As Mary Catherine Grau, director of marketing for Estridge, admits, “Estridge has always been a pretty philanthropic company, but when this opportunity presented itself, it was a wonderful way to do what we’ve always done except do it on a much grander scale.” Paul Estridge had two conditions before he decided to partner with Extreme Makeover: 1) he wasn’t going to do a home so grandiose that families in the area couldn’t aspire to build one also; 2) it couldn’t just be the home, the project had to be much more involved in the neighborhood.

[to be continued …]

I Really Didn’t Just Go Randomly Nuts Over the Weekend

For those who follow me on Twitter and thought I was having a random breakdown and became fixated on large motor vehicles, here are some accompanying pics from the site of the Extreme Makeover: Home Edition season finale (as it was being filmed here in Indianapolis):

At the Extreme Makeover: Home Edition site. The limo’s about to pull up …

We’re waving to Ty! (well, not me. I’m strictly media, you know)

Move that bus already!

And now … some cheerleaders are performing (because this day hasn’t been long enough)

For the record, me and my film crew would have had this shot by now. Granted, there would be some random dance sequence in it.
I’d have Ty and Paige in the background doing the robot …

The times are a-changin’: First a black president & now black folks move into a neighborhood & the property values go up!

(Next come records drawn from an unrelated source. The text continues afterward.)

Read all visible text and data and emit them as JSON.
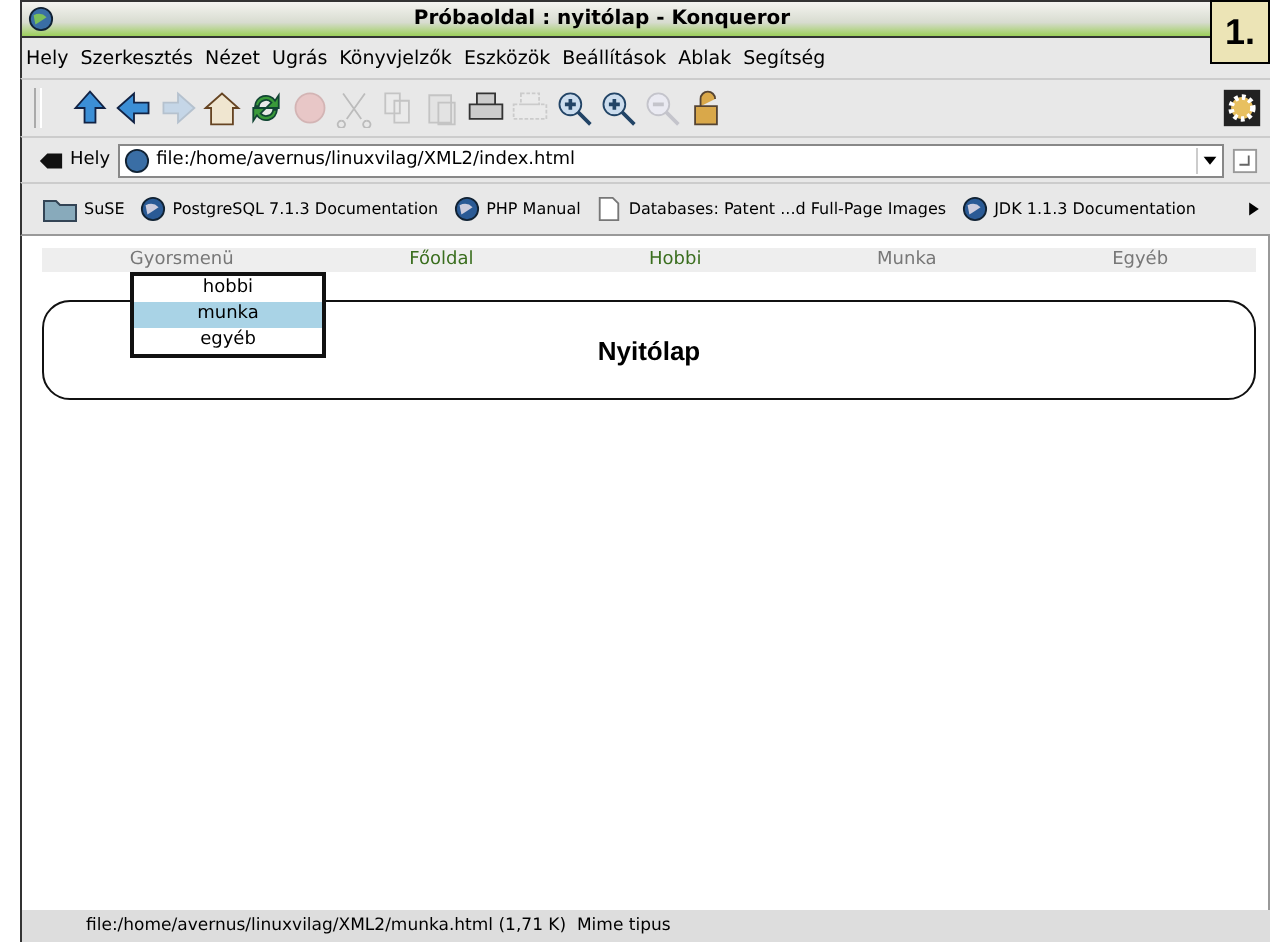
{
  "window": {
    "title": "Próbaoldal : nyitólap - Konqueror",
    "badge": "1."
  },
  "menu": [
    "Hely",
    "Szerkesztés",
    "Nézet",
    "Ugrás",
    "Könyvjelzők",
    "Eszközök",
    "Beállítások",
    "Ablak",
    "Segítség"
  ],
  "toolbar": [
    {
      "kind": "up",
      "disabled": false
    },
    {
      "kind": "back",
      "disabled": false
    },
    {
      "kind": "forward",
      "disabled": true
    },
    {
      "kind": "home",
      "disabled": false
    },
    {
      "kind": "reload",
      "disabled": false
    },
    {
      "kind": "stop",
      "disabled": true
    },
    {
      "kind": "cut",
      "disabled": true
    },
    {
      "kind": "copy",
      "disabled": true
    },
    {
      "kind": "paste",
      "disabled": true
    },
    {
      "kind": "print",
      "disabled": false
    },
    {
      "kind": "printframe",
      "disabled": true
    },
    {
      "kind": "zoomin",
      "disabled": false
    },
    {
      "kind": "zoomin",
      "disabled": false
    },
    {
      "kind": "zoomout",
      "disabled": true
    },
    {
      "kind": "lock",
      "disabled": false
    }
  ],
  "location": {
    "label": "Hely",
    "value": "file:/home/avernus/linuxvilag/XML2/index.html"
  },
  "bookmarks": [
    {
      "kind": "folder",
      "label": "SuSE"
    },
    {
      "kind": "globe",
      "label": "PostgreSQL 7.1.3 Documentation"
    },
    {
      "kind": "globe",
      "label": "PHP Manual"
    },
    {
      "kind": "doc",
      "label": "Databases: Patent ...d Full-Page Images"
    },
    {
      "kind": "globe",
      "label": "JDK 1.1.3 Documentation"
    }
  ],
  "page": {
    "nav": [
      {
        "label": "Gyorsmenü",
        "color": "#777777"
      },
      {
        "label": "Főoldal",
        "color": "#3a6e1e"
      },
      {
        "label": "Hobbi",
        "color": "#3a6e1e"
      },
      {
        "label": "Munka",
        "color": "#777777"
      },
      {
        "label": "Egyéb",
        "color": "#777777"
      }
    ],
    "popup": [
      {
        "label": "hobbi",
        "selected": false
      },
      {
        "label": "munka",
        "selected": true
      },
      {
        "label": "egyéb",
        "selected": false
      }
    ],
    "heading": "Nyitólap"
  },
  "status_bar": "file:/home/avernus/linuxvilag/XML2/munka.html (1,71 K)  Mime tipus"
}
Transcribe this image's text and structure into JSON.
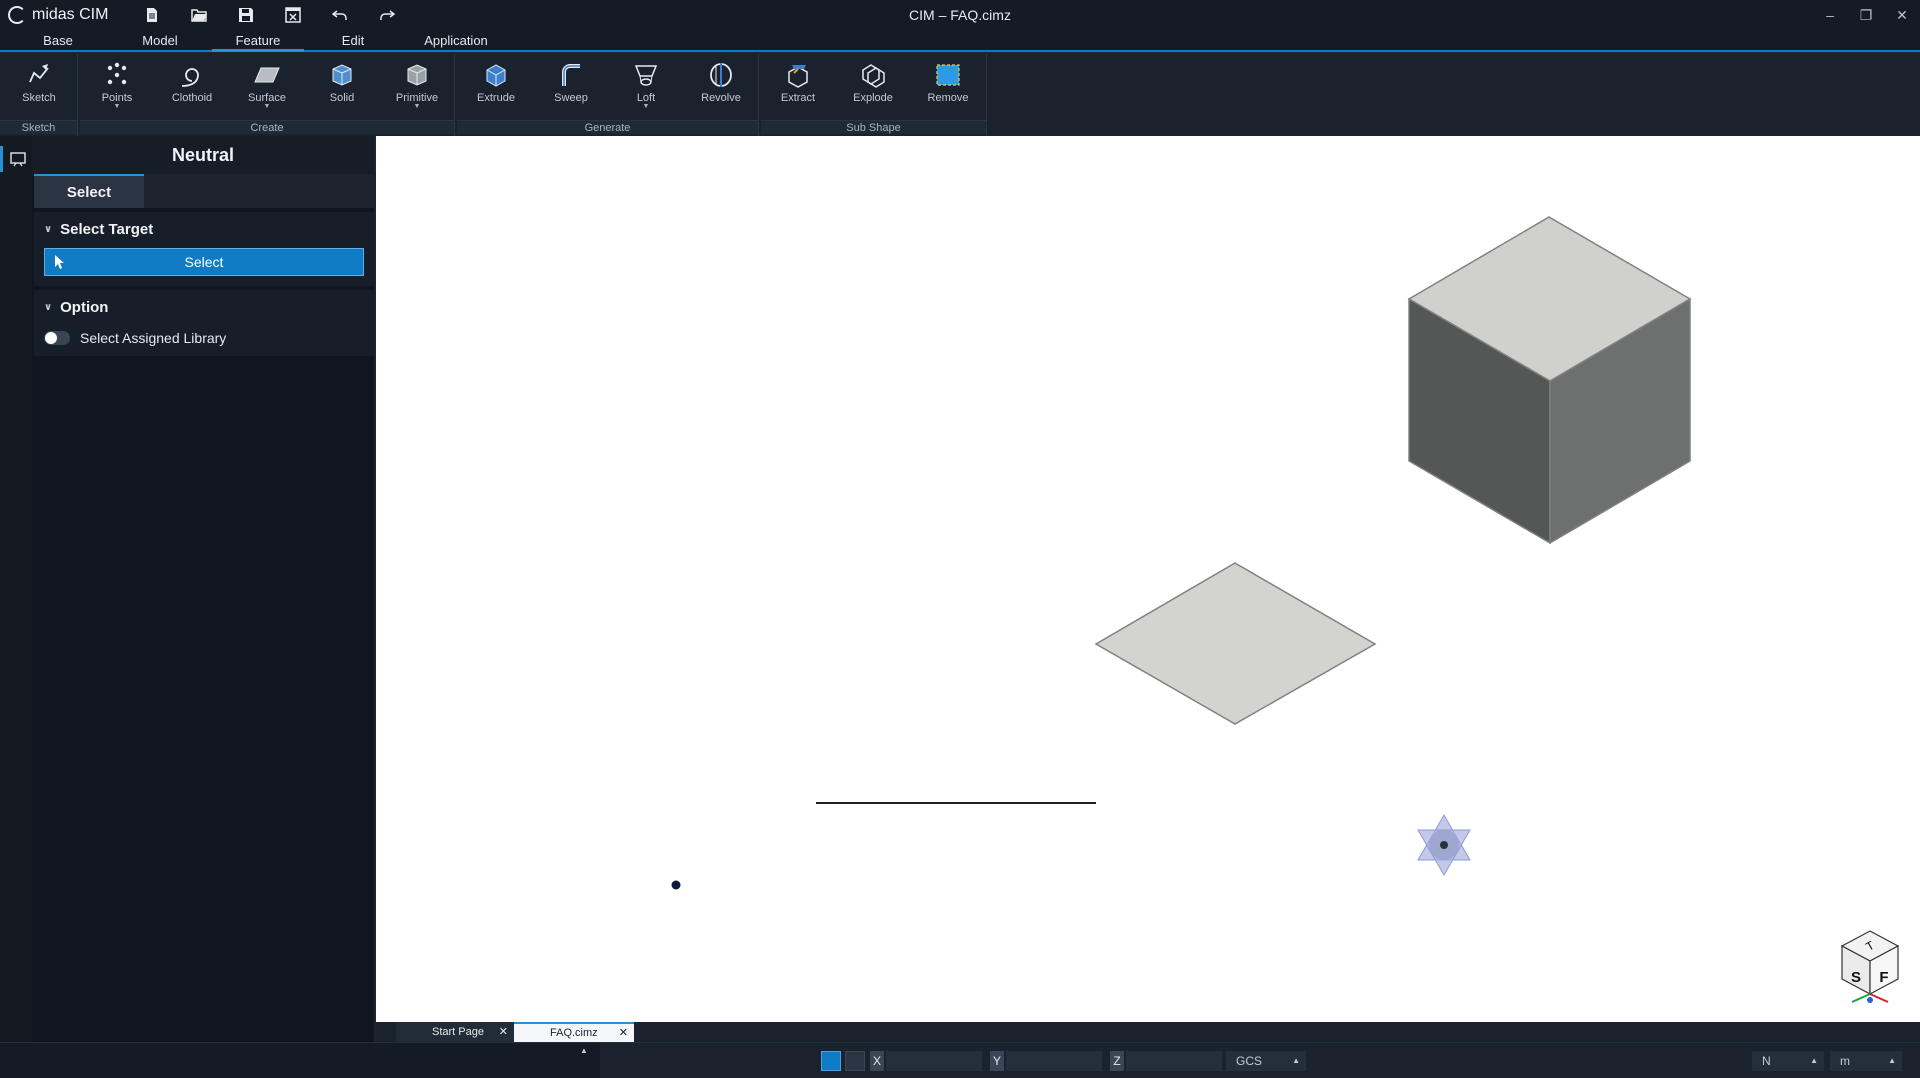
{
  "app": {
    "name": "midas CIM",
    "window_title": "CIM – FAQ.cimz"
  },
  "quick_access": [
    {
      "name": "new-file-icon"
    },
    {
      "name": "open-folder-icon"
    },
    {
      "name": "save-icon"
    },
    {
      "name": "close-file-icon"
    },
    {
      "name": "undo-icon"
    },
    {
      "name": "redo-icon"
    }
  ],
  "menu_tabs": [
    "Base",
    "Model",
    "Feature",
    "Edit",
    "Application"
  ],
  "active_menu_tab": "Feature",
  "ribbon": {
    "groups": [
      {
        "label": "Sketch",
        "buttons": [
          {
            "label": "Sketch",
            "icon": "sketch-icon"
          }
        ]
      },
      {
        "label": "Create",
        "buttons": [
          {
            "label": "Points",
            "icon": "points-icon",
            "dropdown": true
          },
          {
            "label": "Clothoid",
            "icon": "clothoid-icon"
          },
          {
            "label": "Surface",
            "icon": "surface-icon",
            "dropdown": true
          },
          {
            "label": "Solid",
            "icon": "solid-icon"
          },
          {
            "label": "Primitive",
            "icon": "primitive-icon",
            "dropdown": true
          }
        ]
      },
      {
        "label": "Generate",
        "buttons": [
          {
            "label": "Extrude",
            "icon": "extrude-icon"
          },
          {
            "label": "Sweep",
            "icon": "sweep-icon"
          },
          {
            "label": "Loft",
            "icon": "loft-icon",
            "dropdown": true
          },
          {
            "label": "Revolve",
            "icon": "revolve-icon"
          }
        ]
      },
      {
        "label": "Sub Shape",
        "buttons": [
          {
            "label": "Extract",
            "icon": "extract-icon"
          },
          {
            "label": "Explode",
            "icon": "explode-icon"
          },
          {
            "label": "Remove",
            "icon": "remove-icon"
          }
        ]
      }
    ]
  },
  "panel": {
    "title": "Neutral",
    "tab": "Select",
    "select_target": {
      "heading": "Select Target",
      "button_label": "Select"
    },
    "option": {
      "heading": "Option",
      "toggle_label": "Select Assigned Library",
      "toggle_on": false
    }
  },
  "doc_tabs": [
    {
      "label": "Start Page",
      "active": false
    },
    {
      "label": "FAQ.cimz",
      "active": true
    }
  ],
  "statusbar": {
    "x_label": "X",
    "y_label": "Y",
    "z_label": "Z",
    "coord_system": "GCS",
    "force_unit": "N",
    "length_unit": "m"
  },
  "view_cube": {
    "top": "T",
    "left": "S",
    "right": "F"
  }
}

Countdown to security wrestling a Paige stalker to the ground.
Normally when you see this many white folks in a black neighborhood … they’re preparing to move away.

I’m convinced: this bus is never moving. In fact, I think I see the McFarlands unpacking their stuff in it.

I’m really starting to hate this bus.

All the writers are herded together. No, no … we’re definitely not gossiping about our papers…

Media secrets: “It’s the last day with the catering tent. Bring the big purse.”

The limo’s FINALLY here.
MOVE THAT BUS!!!

No, seriously … move the @+!%#!# bus.

Dear Extreme Makeover, if you know black folks talk in the movie theater, what’d you think would happen when you’re filming live?

OMG … tell me the family didn’t just sprint up the street! (with a pack of white cameramen trying to keep up)

Ty’s ass didn’t move.

You can’t stop us from having church out here. “Shout all you want to!”

From Bernard McFarland: “THANK YOU COMMUNITY!!!”

As a member of the media, I neither whoop nor hollar.

“Go on in your house, man. Make all them folks take off their shoes first.”


Although, half the fun of my tweets are the fact that they’re mostly context free.

***
If you want to make sure that I see your comment or just want to stop by and say “hi”, feel free to stop by my message board. We always welcome new voices to the conversation.